UBEC trains 450 early childhood educators in Cross River

Eme Offiong, Calabar


Nigeria’s Universal Basic Education Commission, UBEC, has trained 450 early childhood educators and caregivers in Cross River State.

Dr. Stephen Odey, Chairman of the Cross River State Universal Education Board, said the training was flagged off with an advocacy workshop to sensitize Executive Secretaries, Supervisors, inspectors, and ECCDE teachers on the importance of ECCDE in the UBE programme.


Early Childhood Care Development Education, ECCDE, is an aspect of the Universal Basic Education, which was introduced in 1999 to increase children’s access to education and improve quality learning across Nigeria.

Odey, who further said the training was for 12 days, disclosed that the team spent 4 days with 150 teachers in each of the three senatorial district in Cross River State, southern Nigeria.

He said: “I was overjoyed to have 450 teachers receive such training. Children under five are very impressionable and we need special educators and caregivers to enable these category of children develop.”

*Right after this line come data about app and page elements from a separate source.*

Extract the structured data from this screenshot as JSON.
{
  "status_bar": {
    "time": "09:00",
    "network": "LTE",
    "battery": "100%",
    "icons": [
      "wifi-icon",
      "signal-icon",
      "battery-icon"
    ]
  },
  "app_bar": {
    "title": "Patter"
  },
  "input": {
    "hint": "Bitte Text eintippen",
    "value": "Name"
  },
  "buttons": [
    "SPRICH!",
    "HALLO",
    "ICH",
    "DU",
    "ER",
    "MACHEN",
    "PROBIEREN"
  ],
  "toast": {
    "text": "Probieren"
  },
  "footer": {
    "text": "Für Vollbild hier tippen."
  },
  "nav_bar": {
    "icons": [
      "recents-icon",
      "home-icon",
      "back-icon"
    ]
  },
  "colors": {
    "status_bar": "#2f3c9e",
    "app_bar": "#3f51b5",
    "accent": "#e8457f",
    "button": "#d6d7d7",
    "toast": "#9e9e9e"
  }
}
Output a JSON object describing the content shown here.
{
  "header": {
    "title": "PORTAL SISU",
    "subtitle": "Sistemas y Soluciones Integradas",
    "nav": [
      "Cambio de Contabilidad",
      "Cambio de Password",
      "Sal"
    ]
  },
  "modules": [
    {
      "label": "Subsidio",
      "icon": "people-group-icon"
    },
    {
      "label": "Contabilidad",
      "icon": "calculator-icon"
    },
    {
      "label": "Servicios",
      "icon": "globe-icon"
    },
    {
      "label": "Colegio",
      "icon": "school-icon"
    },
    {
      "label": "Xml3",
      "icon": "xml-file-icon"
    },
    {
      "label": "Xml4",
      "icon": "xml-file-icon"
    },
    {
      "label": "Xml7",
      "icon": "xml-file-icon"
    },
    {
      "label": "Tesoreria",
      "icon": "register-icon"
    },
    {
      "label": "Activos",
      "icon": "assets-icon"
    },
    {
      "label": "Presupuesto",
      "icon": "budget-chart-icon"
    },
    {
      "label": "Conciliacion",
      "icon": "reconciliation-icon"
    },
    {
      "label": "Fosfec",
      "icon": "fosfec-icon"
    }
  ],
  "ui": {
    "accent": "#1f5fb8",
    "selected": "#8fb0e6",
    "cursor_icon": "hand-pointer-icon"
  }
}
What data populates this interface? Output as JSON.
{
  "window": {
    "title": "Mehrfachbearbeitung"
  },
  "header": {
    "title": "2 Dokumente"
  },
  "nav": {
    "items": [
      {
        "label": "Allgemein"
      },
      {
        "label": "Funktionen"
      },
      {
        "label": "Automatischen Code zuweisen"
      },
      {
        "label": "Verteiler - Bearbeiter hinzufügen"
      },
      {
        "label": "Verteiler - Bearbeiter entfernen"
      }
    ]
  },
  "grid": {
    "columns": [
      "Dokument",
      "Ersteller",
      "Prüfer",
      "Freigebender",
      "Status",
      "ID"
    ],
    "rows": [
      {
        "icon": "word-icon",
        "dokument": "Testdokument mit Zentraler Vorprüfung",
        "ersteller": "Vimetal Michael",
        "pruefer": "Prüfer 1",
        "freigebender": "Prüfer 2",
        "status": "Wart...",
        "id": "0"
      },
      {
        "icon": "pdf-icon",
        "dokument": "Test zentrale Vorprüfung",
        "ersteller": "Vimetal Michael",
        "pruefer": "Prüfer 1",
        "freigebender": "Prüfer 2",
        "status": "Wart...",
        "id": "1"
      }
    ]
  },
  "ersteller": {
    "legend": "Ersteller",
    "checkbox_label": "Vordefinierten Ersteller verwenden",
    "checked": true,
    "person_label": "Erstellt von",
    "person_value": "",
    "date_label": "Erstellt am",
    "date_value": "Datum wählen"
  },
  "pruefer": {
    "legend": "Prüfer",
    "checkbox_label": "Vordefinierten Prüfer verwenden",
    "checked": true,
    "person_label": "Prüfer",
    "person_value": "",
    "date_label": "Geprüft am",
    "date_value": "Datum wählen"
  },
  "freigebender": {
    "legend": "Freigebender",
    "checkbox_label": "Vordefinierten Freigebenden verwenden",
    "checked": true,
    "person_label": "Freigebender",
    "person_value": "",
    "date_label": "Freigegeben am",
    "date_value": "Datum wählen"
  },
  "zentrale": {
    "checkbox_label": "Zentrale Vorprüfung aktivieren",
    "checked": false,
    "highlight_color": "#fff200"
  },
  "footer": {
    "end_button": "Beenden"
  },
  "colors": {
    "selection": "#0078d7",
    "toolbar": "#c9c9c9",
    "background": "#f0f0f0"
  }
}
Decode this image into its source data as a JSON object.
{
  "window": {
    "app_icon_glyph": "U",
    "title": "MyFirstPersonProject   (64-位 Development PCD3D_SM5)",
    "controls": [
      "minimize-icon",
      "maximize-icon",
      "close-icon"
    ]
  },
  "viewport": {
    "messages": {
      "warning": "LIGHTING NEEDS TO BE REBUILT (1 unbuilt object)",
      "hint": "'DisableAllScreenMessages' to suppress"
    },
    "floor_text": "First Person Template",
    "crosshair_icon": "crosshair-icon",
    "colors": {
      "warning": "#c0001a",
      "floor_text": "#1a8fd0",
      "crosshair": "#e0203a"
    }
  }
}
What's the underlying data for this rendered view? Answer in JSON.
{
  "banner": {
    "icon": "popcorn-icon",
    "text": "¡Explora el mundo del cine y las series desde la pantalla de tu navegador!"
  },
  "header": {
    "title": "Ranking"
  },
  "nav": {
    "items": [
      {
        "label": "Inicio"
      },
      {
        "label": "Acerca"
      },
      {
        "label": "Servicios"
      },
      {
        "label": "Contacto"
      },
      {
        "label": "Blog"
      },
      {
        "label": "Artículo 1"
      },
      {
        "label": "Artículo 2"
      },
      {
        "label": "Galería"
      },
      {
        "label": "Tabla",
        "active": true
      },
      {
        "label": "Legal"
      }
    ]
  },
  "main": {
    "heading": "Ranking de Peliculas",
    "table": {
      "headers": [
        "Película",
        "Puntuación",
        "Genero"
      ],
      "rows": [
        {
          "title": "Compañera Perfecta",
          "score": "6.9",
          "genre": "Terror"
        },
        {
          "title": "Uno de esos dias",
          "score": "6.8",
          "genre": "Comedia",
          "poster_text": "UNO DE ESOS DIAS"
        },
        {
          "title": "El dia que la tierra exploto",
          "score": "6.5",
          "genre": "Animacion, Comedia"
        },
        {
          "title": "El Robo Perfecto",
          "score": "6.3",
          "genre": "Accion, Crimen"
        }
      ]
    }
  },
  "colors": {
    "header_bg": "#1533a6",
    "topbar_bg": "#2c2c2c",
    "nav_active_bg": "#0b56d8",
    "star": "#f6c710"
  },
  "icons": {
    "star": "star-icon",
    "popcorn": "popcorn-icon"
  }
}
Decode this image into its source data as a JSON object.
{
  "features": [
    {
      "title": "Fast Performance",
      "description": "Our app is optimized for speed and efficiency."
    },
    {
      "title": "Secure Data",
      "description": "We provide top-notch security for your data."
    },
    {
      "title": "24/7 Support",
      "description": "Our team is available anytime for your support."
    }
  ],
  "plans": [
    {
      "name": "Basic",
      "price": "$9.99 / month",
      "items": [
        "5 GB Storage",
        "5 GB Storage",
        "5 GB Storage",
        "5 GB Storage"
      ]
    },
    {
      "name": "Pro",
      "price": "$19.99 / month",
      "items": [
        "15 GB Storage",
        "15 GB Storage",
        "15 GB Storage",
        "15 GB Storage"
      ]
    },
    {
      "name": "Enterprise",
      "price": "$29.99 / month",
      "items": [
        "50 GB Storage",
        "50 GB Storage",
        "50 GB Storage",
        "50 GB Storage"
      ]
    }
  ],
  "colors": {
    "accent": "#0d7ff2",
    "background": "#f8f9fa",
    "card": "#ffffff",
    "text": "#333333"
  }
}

“This training was also necessary to improve on the standard of education in our State. We need our teachers to remain relevant and effective in the education sector. We know that the quality of pupils is dependent on the quality of teachers,” said Odey.


A Deputy Director at the Ministry of Education, Abuja, Mr. kalu Obasi said the advocacy workshop was held to sensitize policy makers and other stakeholders on the importance of ECCDE and highlight challenges of its implementation.

He noted: “The essence of organizing a sensitization workshop of this nature was to encourage State Governments to establish Community Based Early Childhood Centres, CBECC, in hard to reach areas and deprived communities.”

The ECCDE Desk Officer under UBEC, Olumayowa Aleshin in a remark noted that children from ages zero to five require quality care, stimulation and conducive environment to express themselves.

He urged CR-SUBEB to “make classrooms stimulating enough by putting charts, story books, maps and other instructional materials in classrooms. I also advise Cross River State to access its UBE Intervention fund to aid the development of the ECCDE programme.”


Aleshin noted that ECCDE would promote holistic development of the child, reduce wastage and stagnation in primary education as well as boost enrolment and enhance Nigeria’s effort towards achieving the 2030 Sustainable Development Goals earlier than scheduled.

According to him: “If children go through ECCDE, their brains will be properly developed. Children, who do not go through with the programme do not perform well.”

“The Ministry of Education through UBEC is advocating an increase of attention to ECCDE and CBECC to reach children from ages 3 to 5. This will ensure that children in remote and difficult to reach areas benefit from the programme too,” said Aleshin.

The Cross River State Government embraced ECCDE by establishing Early Childhood Development centres in most of the 1062 public primary school in the State.